Just over 33,000 Marylanders had taken advantage of the state's new early voting rules in the first three days of early voting, according to data on the Maryland Board of Elections website.
That means roughly one percent of the state’s 3.1 million registered voters had gone to the polls from Friday to Monday. Early polling places will be open two more days. Primary elections don’t usually draw large numbers of voters – four years ago 29 percent of registered Maryland voters participated. (See photo below of an early voting center at Northpoint Library courtesy of Sun reporter Julie Bykowicz.)
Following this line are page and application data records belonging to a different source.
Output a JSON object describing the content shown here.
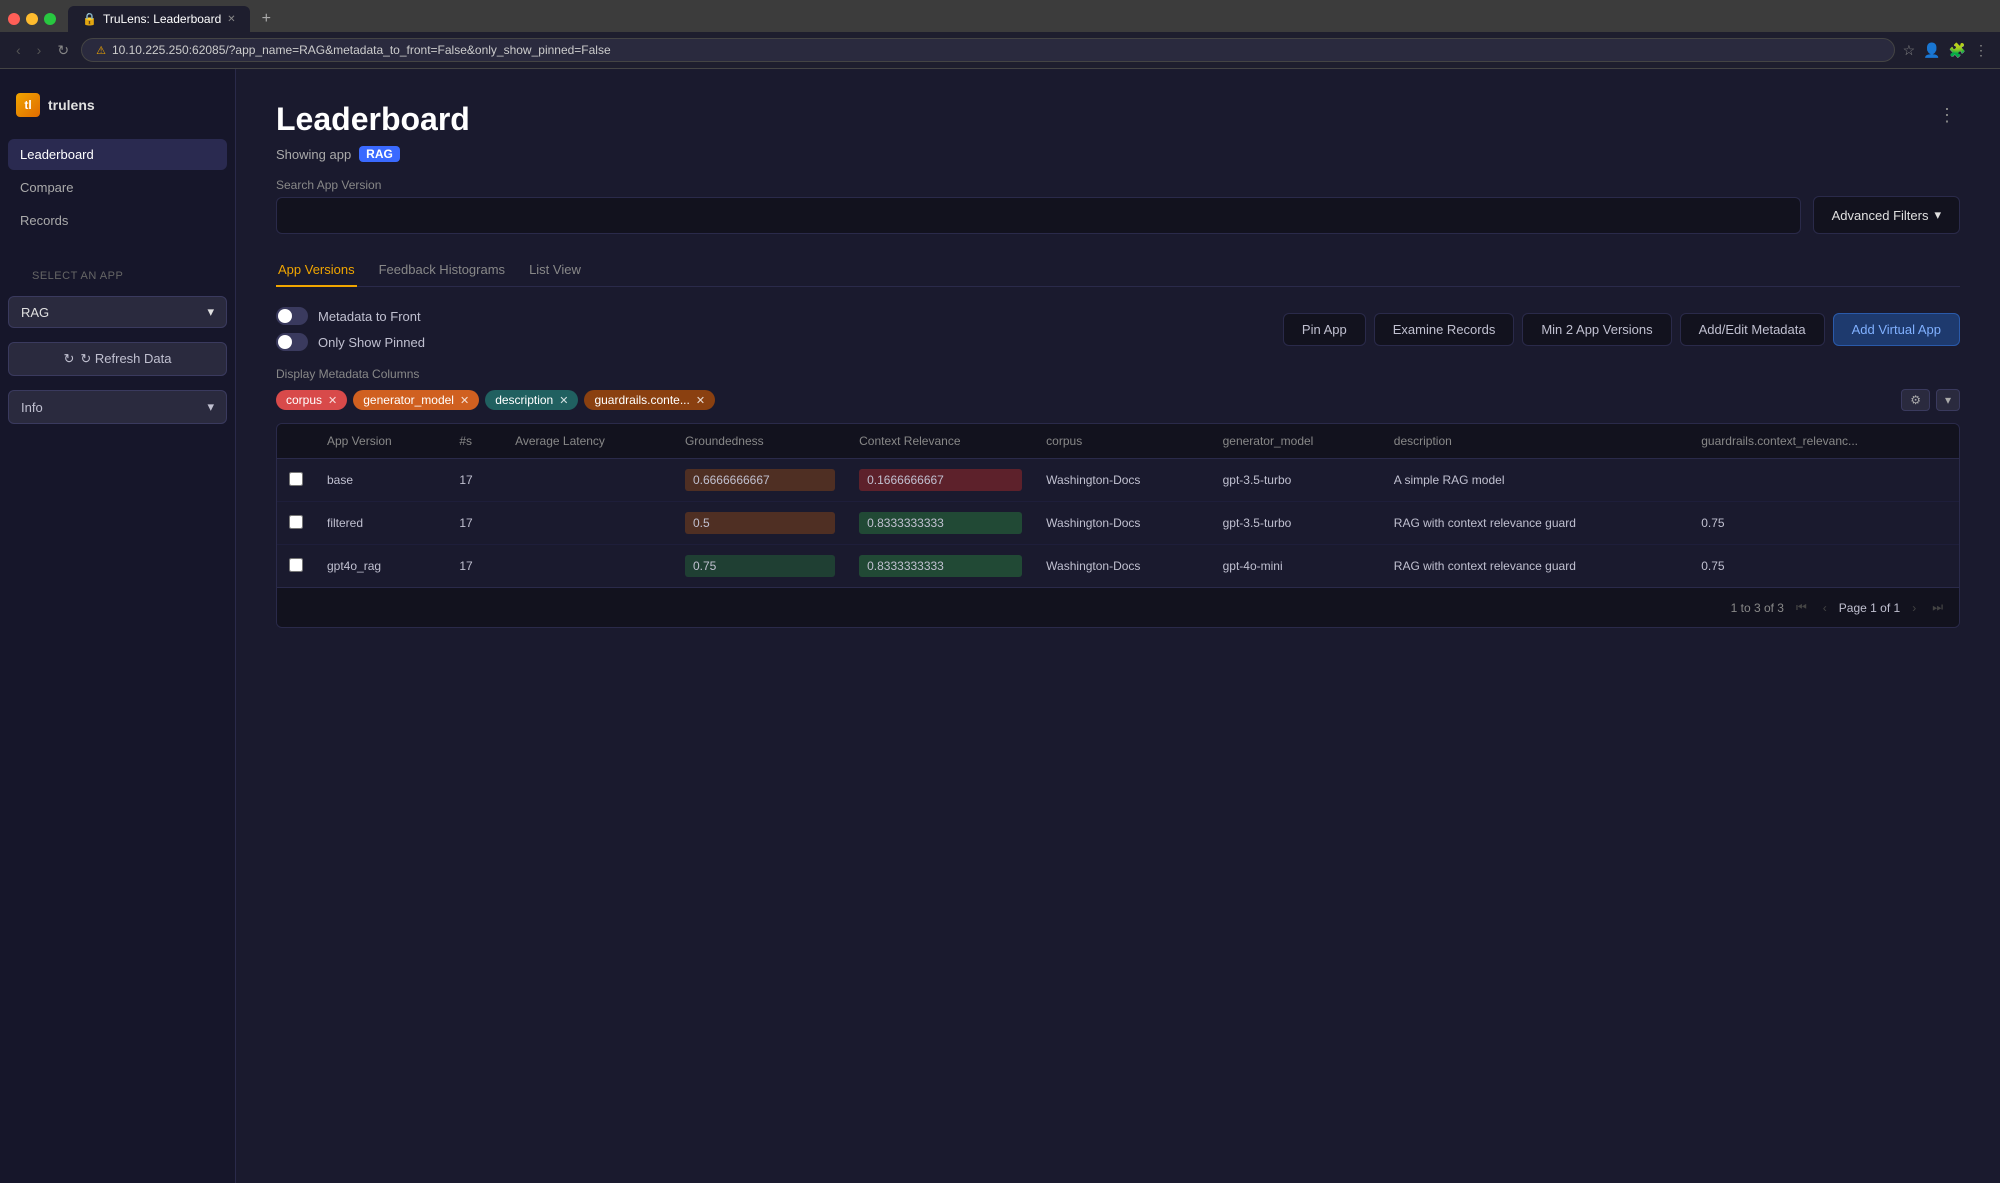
{
  "browser": {
    "tab_title": "TruLens: Leaderboard",
    "url": "10.10.225.250:62085/?app_name=RAG&metadata_to_front=False&only_show_pinned=False",
    "url_warning": "Not Secure"
  },
  "sidebar": {
    "logo_text": "trulens",
    "nav_items": [
      {
        "label": "Leaderboard",
        "active": true
      },
      {
        "label": "Compare",
        "active": false
      },
      {
        "label": "Records",
        "active": false
      }
    ],
    "select_app_label": "Select an app",
    "selected_app": "RAG",
    "refresh_btn": "↻ Refresh Data",
    "info_label": "Info"
  },
  "main": {
    "page_title": "Leaderboard",
    "showing_app_label": "Showing app",
    "app_badge": "RAG",
    "search_label": "Search App Version",
    "search_placeholder": "",
    "advanced_filters_btn": "Advanced Filters",
    "tabs": [
      {
        "label": "App Versions",
        "active": true
      },
      {
        "label": "Feedback Histograms",
        "active": false
      },
      {
        "label": "List View",
        "active": false
      }
    ],
    "toggles": [
      {
        "label": "Metadata to Front",
        "on": false
      },
      {
        "label": "Only Show Pinned",
        "on": false
      }
    ],
    "action_buttons": [
      {
        "label": "Pin App"
      },
      {
        "label": "Examine Records"
      },
      {
        "label": "Min 2 App Versions"
      },
      {
        "label": "Add/Edit Metadata"
      },
      {
        "label": "Add Virtual App"
      }
    ],
    "metadata_columns_label": "Display Metadata Columns",
    "chips": [
      {
        "label": "corpus",
        "color": "red"
      },
      {
        "label": "generator_model",
        "color": "orange"
      },
      {
        "label": "description",
        "color": "teal"
      },
      {
        "label": "guardrails.conte...",
        "color": "dark-orange"
      }
    ],
    "table": {
      "columns": [
        "App Version",
        "#s",
        "Average Latency",
        "Groundedness",
        "Context Relevance",
        "corpus",
        "generator_model",
        "description",
        "guardrails.context_relevanc..."
      ],
      "rows": [
        {
          "checkbox": false,
          "app_version": "base",
          "num": "17",
          "avg_latency": "",
          "groundedness": "0.6666666667",
          "groundedness_type": "med",
          "context_relevance": "0.1666666667",
          "context_type": "low",
          "corpus": "Washington-Docs",
          "generator_model": "gpt-3.5-turbo",
          "description": "A simple RAG model",
          "guardrails": ""
        },
        {
          "checkbox": false,
          "app_version": "filtered",
          "num": "17",
          "avg_latency": "",
          "groundedness": "0.5",
          "groundedness_type": "med",
          "context_relevance": "0.8333333333",
          "context_type": "high",
          "corpus": "Washington-Docs",
          "generator_model": "gpt-3.5-turbo",
          "description": "RAG with context relevance guard",
          "guardrails": "0.75"
        },
        {
          "checkbox": false,
          "app_version": "gpt4o_rag",
          "num": "17",
          "avg_latency": "",
          "groundedness": "0.75",
          "groundedness_type": "high",
          "context_relevance": "0.8333333333",
          "context_type": "high",
          "corpus": "Washington-Docs",
          "generator_model": "gpt-4o-mini",
          "description": "RAG with context relevance guard",
          "guardrails": "0.75"
        }
      ]
    },
    "pagination": {
      "showing": "1 to 3 of 3",
      "page_label": "Page 1 of 1"
    }
  }
}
Statewide, the two busiest counties so far are Prince George’s with 5,800 voting and Baltimore County where 5,780 voted. Overall larger percentages of eligible Democrats are voting early than Republicans – but not by much -- 1.21 percent of Dems have voted verses one percent of GOP voters. These figures do not include absentee ballots.
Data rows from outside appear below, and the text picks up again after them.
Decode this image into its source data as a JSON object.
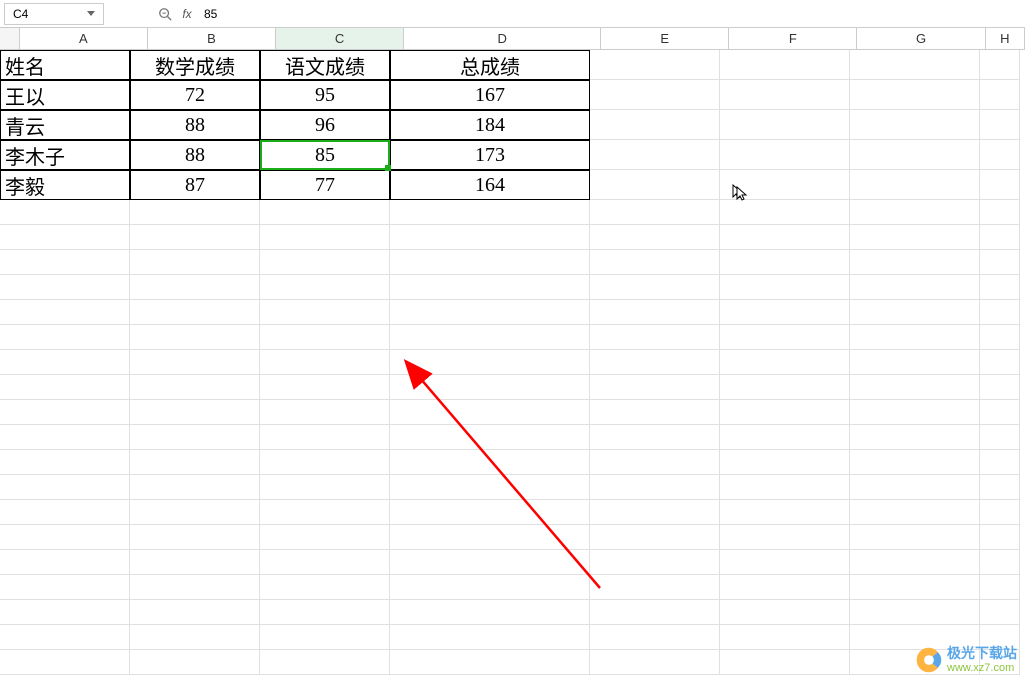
{
  "formula_bar": {
    "cell_ref": "C4",
    "fx_label": "fx",
    "formula_value": "85"
  },
  "columns": [
    "A",
    "B",
    "C",
    "D",
    "E",
    "F",
    "G",
    "H"
  ],
  "selected_column": "C",
  "selected_cell": "C4",
  "table": {
    "headers": [
      "姓名",
      "数学成绩",
      "语文成绩",
      "总成绩"
    ],
    "rows": [
      {
        "name": "王以",
        "math": "72",
        "chinese": "95",
        "total": "167"
      },
      {
        "name": "青云",
        "math": "88",
        "chinese": "96",
        "total": "184"
      },
      {
        "name": "李木子",
        "math": "88",
        "chinese": "85",
        "total": "173"
      },
      {
        "name": "李毅",
        "math": "87",
        "chinese": "77",
        "total": "164"
      }
    ]
  },
  "watermark": {
    "title": "极光下载站",
    "url": "www.xz7.com"
  }
}
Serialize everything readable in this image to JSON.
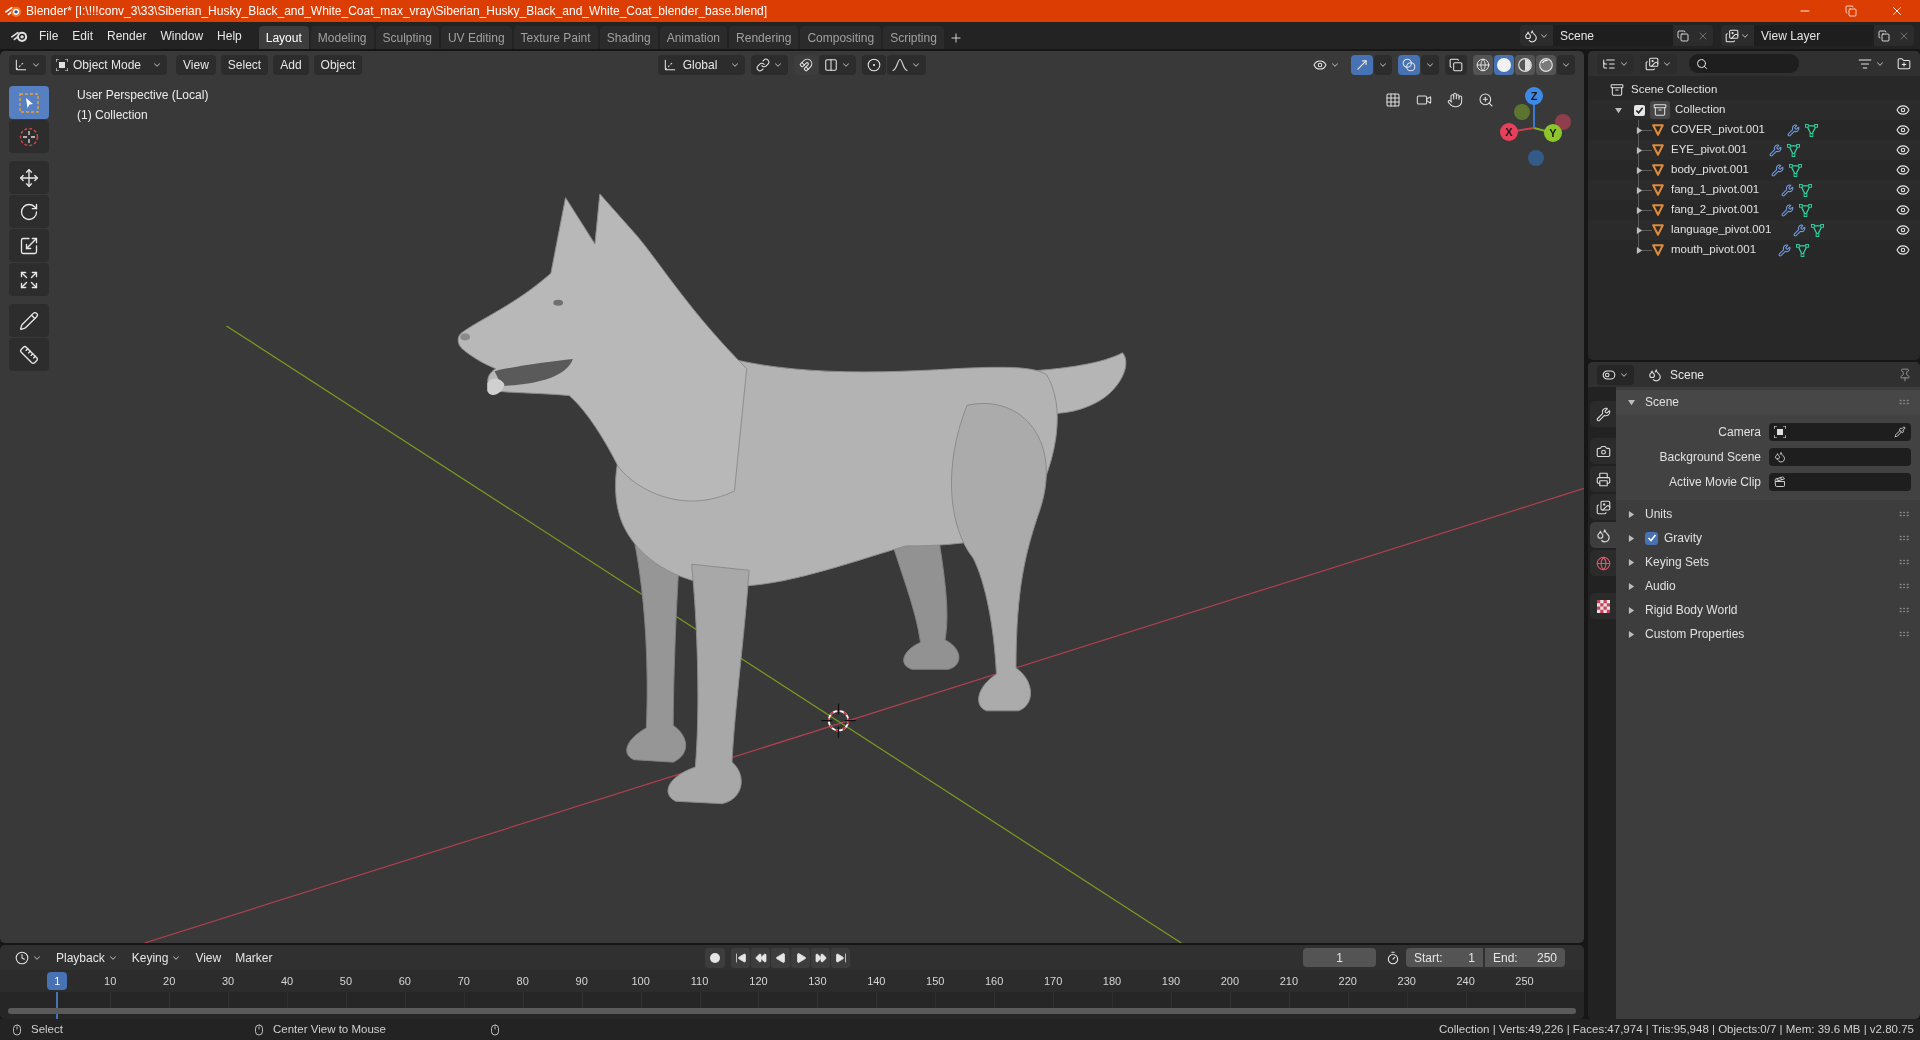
{
  "window": {
    "title": "Blender* [I:\\!!!conv_3\\33\\Siberian_Husky_Black_and_White_Coat_max_vray\\Siberian_Husky_Black_and_White_Coat_blender_base.blend]"
  },
  "menu": [
    "File",
    "Edit",
    "Render",
    "Window",
    "Help"
  ],
  "workspaces": [
    {
      "label": "Layout",
      "selected": true
    },
    {
      "label": "Modeling",
      "selected": false
    },
    {
      "label": "Sculpting",
      "selected": false
    },
    {
      "label": "UV Editing",
      "selected": false
    },
    {
      "label": "Texture Paint",
      "selected": false
    },
    {
      "label": "Shading",
      "selected": false
    },
    {
      "label": "Animation",
      "selected": false
    },
    {
      "label": "Rendering",
      "selected": false
    },
    {
      "label": "Compositing",
      "selected": false
    },
    {
      "label": "Scripting",
      "selected": false
    }
  ],
  "scene": {
    "value": "Scene"
  },
  "view_layer": {
    "value": "View Layer"
  },
  "viewport": {
    "mode": "Object Mode",
    "menus": [
      "View",
      "Select",
      "Add",
      "Object"
    ],
    "orientation": "Global",
    "overlay_text": [
      "User Perspective (Local)",
      "(1) Collection"
    ],
    "toggles": [
      {
        "kind": "gizmos",
        "on": true
      },
      {
        "kind": "overlays",
        "on": true
      },
      {
        "kind": "xray",
        "on": false
      }
    ],
    "shading": [
      {
        "kind": "wireframe",
        "selected": false
      },
      {
        "kind": "solid",
        "selected": true
      },
      {
        "kind": "material",
        "selected": false
      },
      {
        "kind": "rendered",
        "selected": false
      }
    ],
    "tools": [
      {
        "kind": "select_box",
        "selected": true
      },
      {
        "kind": "cursor",
        "selected": false
      },
      {
        "kind": "move",
        "selected": false
      },
      {
        "kind": "rotate",
        "selected": false
      },
      {
        "kind": "scale",
        "selected": false
      },
      {
        "kind": "transform",
        "selected": false
      },
      {
        "kind": "annotate",
        "selected": false
      },
      {
        "kind": "measure",
        "selected": false
      }
    ],
    "gizmo_axes": [
      {
        "label": "X",
        "color": "#e8405a"
      },
      {
        "label": "Y",
        "color": "#8dc62b"
      },
      {
        "label": "Z",
        "color": "#3d8ae6"
      }
    ]
  },
  "outliner": {
    "root": "Scene Collection",
    "collections": [
      {
        "label": "Collection",
        "checked": true,
        "expanded": true,
        "children": [
          {
            "label": "COVER_pivot.001",
            "expanded": false
          },
          {
            "label": "EYE_pivot.001",
            "expanded": false
          },
          {
            "label": "body_pivot.001",
            "expanded": false
          },
          {
            "label": "fang_1_pivot.001",
            "expanded": false
          },
          {
            "label": "fang_2_pivot.001",
            "expanded": false
          },
          {
            "label": "language_pivot.001",
            "expanded": false
          },
          {
            "label": "mouth_pivot.001",
            "expanded": false
          }
        ]
      }
    ]
  },
  "properties": {
    "context": "Scene",
    "tabs": [
      {
        "kind": "tool",
        "selected": false
      },
      {
        "kind": "render",
        "selected": false
      },
      {
        "kind": "output",
        "selected": false
      },
      {
        "kind": "view_layer",
        "selected": false
      },
      {
        "kind": "scene",
        "selected": true
      },
      {
        "kind": "world",
        "selected": false
      },
      {
        "kind": "texture",
        "selected": false
      }
    ],
    "panels": [
      {
        "kind": "section",
        "label": "Scene",
        "expanded": true,
        "fields": [
          {
            "kind": "camera",
            "label": "Camera"
          },
          {
            "kind": "scene",
            "label": "Background Scene"
          },
          {
            "kind": "clip",
            "label": "Active Movie Clip"
          }
        ]
      },
      {
        "kind": "section",
        "label": "Units",
        "expanded": false
      },
      {
        "kind": "toggle",
        "label": "Gravity",
        "expanded": false,
        "checked": true
      },
      {
        "kind": "section",
        "label": "Keying Sets",
        "expanded": false
      },
      {
        "kind": "section",
        "label": "Audio",
        "expanded": false
      },
      {
        "kind": "section",
        "label": "Rigid Body World",
        "expanded": false
      },
      {
        "kind": "section",
        "label": "Custom Properties",
        "expanded": false
      }
    ]
  },
  "timeline": {
    "menus": [
      "Playback",
      "Keying",
      "View",
      "Marker"
    ],
    "current_frame": "1",
    "start_label": "Start:",
    "start": "1",
    "end_label": "End:",
    "end": "250",
    "playhead": "1",
    "ticks": [
      "10",
      "20",
      "30",
      "40",
      "50",
      "60",
      "70",
      "80",
      "90",
      "100",
      "110",
      "120",
      "130",
      "140",
      "150",
      "160",
      "170",
      "180",
      "190",
      "200",
      "210",
      "220",
      "230",
      "240",
      "250"
    ]
  },
  "status_bar": {
    "hints": [
      "Select",
      "Center View to Mouse"
    ],
    "stats": "Collection | Verts:49,226 | Faces:47,974 | Tris:95,948 | Objects:0/7 | Mem: 39.6 MB | v2.80.75"
  }
}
GOP leaning Kent and Garrett counties stood out as the two areas with the largest percentage of registered voters taking advantage of the new rules. That’s a bit surprising given Republicans in the General Assembly vehemently opposed the early voting program when it was first suggested in 2005.
In Baltimore city's waterfront 46th district, Senate challenger Bill Ferguson has not yet marshaled his promised troops to take on Sen. George Della. The young candidate touted a sophisticated early voting plan to beat the incumbent, however as of Monday a mere 428 had cast ballots.
(UPDATE: Ferguson says via text message that turnout is "slightly lower than expected" but says his supporters are going to the polls by a four to one margin. There is no real way of verifying this that I can think of.)
Instead, most of the early voting in Baltimore is occurring in Northeast’s 43rd District, where 963 (or 1.7 percent) have voted in the contest between incumbent Sen. Joan Carter Conway and challenger Hector Torres.
Torres, a former Baltimore City Fire Department spokesman, hasn’t raised much money but is trying to ride the year’s anti- politician theme by accusing Conway of being bought by Annapolis special interests. The district had high turnout four years ago; with 34.43 percent of eligible voters cast ballots in that district. That percentage beat the state average and made the 43rd the second most vote happy district in the city.
Oddly, Northwest Baltimore’s 41st legislative district, where there are no contested races for the General Assembly, so far has the second highest voter turnout with 923 taking part. Del. Sandy Rosenberg hypothesized that the top of the ticket State's Attorney match-up between incumbent Patricia Jessamy and challenger Gregg Bernstein could be driving the higher turnout there. Also, he noted, two of the city’s five early voting centers are located in the district.
Another reason could be that residents there just really like to vote – in 2006 the district had the highest participation figures in the city.